--- START ---

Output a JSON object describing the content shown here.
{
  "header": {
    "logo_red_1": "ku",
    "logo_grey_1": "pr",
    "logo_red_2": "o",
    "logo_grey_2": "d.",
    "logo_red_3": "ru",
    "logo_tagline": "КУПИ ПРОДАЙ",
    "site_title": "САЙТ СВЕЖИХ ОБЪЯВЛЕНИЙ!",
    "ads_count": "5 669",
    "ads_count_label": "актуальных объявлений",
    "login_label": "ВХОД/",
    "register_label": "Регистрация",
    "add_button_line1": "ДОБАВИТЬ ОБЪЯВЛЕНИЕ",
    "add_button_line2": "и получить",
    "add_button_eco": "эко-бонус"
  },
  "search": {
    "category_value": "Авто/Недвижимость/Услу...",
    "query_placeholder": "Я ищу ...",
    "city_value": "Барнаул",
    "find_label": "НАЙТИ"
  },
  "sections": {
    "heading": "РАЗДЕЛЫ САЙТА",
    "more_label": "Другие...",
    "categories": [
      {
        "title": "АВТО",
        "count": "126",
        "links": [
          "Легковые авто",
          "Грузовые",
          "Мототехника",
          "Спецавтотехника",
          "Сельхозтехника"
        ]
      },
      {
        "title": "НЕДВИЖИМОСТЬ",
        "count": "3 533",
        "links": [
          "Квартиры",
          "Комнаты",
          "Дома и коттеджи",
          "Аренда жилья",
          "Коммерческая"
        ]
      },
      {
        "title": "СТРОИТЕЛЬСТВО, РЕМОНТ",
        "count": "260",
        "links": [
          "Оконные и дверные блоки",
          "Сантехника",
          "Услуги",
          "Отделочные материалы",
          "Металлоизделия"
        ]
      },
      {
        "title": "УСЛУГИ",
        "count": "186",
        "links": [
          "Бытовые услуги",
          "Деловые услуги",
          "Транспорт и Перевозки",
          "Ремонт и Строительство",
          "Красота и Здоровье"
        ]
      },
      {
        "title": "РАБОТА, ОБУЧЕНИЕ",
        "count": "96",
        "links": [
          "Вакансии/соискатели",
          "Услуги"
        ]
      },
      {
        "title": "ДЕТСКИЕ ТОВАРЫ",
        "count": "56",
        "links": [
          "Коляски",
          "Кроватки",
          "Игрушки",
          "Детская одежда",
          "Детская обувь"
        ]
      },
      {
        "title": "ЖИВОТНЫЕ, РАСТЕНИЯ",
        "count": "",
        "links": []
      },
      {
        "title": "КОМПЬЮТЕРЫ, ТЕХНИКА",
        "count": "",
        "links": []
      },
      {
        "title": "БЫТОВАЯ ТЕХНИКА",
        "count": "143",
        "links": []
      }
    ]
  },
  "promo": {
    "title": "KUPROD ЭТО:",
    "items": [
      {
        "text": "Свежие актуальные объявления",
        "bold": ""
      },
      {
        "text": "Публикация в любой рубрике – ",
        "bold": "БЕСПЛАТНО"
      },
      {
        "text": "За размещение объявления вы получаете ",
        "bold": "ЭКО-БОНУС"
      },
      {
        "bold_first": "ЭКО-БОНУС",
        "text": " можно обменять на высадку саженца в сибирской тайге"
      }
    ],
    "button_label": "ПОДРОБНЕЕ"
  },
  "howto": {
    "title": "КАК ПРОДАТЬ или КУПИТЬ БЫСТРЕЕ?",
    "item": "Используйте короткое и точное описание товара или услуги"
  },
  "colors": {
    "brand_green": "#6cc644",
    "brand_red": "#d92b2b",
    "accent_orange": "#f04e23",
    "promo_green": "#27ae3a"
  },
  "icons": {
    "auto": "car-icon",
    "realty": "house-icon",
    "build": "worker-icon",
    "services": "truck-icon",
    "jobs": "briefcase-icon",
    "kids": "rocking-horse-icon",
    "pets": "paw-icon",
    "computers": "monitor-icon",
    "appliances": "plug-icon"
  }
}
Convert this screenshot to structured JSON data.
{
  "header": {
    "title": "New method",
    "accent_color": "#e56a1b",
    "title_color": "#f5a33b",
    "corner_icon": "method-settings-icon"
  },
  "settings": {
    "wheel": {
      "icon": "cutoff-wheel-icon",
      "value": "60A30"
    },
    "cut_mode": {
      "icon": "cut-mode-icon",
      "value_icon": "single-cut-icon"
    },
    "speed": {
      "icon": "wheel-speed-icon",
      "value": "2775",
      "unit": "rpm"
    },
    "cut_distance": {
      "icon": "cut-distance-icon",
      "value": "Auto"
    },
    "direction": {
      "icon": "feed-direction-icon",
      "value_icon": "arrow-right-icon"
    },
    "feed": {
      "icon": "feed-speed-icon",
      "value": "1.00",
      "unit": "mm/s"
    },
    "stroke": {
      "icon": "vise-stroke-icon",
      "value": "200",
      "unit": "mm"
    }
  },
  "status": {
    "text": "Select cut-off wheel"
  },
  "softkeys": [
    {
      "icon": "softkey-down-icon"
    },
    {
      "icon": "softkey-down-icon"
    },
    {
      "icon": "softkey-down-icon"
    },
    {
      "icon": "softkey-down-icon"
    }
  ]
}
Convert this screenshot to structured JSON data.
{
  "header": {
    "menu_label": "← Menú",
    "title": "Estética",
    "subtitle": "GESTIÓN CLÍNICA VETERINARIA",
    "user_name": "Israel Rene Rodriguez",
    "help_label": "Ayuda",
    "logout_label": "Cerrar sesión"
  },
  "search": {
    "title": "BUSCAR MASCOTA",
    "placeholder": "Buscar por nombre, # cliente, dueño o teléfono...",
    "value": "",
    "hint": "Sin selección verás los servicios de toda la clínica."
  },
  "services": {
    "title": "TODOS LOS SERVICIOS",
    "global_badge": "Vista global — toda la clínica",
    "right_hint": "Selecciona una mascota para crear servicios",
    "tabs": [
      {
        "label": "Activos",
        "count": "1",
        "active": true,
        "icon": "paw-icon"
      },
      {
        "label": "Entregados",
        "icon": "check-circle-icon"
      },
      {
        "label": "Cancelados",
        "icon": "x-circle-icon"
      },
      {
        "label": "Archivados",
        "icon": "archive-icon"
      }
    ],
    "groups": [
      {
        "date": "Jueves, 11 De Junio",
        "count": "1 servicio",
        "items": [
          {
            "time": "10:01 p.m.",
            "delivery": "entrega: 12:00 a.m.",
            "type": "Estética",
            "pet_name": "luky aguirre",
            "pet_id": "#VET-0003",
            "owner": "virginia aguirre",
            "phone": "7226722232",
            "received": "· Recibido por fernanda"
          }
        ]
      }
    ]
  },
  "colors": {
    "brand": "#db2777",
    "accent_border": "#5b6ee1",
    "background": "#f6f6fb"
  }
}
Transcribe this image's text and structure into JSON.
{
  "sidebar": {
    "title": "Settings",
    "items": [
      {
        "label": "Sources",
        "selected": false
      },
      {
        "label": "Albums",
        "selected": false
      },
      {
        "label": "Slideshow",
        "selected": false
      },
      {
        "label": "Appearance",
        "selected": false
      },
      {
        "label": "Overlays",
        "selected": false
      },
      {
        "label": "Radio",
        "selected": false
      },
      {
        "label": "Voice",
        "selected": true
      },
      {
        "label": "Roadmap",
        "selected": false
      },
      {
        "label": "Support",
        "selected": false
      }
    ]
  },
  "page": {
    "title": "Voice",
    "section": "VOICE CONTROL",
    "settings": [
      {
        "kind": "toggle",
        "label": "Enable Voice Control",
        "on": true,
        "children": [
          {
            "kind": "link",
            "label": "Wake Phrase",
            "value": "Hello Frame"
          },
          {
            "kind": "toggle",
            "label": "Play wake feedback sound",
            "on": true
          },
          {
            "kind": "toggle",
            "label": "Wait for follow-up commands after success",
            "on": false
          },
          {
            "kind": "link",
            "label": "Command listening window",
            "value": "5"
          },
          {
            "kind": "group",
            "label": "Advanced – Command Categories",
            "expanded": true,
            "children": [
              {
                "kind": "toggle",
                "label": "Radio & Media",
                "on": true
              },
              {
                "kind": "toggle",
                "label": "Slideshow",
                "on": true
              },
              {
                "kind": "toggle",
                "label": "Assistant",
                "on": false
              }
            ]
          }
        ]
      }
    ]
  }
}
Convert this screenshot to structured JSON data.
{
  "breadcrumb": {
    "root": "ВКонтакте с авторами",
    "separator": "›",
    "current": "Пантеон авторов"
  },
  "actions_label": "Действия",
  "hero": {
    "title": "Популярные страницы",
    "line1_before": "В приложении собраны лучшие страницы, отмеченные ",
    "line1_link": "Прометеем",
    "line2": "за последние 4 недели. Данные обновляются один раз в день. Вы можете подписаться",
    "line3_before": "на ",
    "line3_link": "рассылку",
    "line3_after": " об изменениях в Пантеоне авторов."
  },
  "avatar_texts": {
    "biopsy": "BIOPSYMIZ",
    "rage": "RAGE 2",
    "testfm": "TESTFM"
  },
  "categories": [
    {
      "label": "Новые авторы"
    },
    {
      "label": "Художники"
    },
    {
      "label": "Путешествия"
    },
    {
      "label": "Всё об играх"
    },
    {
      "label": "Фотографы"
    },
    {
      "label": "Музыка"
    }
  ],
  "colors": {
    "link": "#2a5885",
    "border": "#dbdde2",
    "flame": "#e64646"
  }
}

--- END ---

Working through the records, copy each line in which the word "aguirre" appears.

• [Answer]
            "pet_name": "luky aguirre",
            "owner": "virginia aguirre",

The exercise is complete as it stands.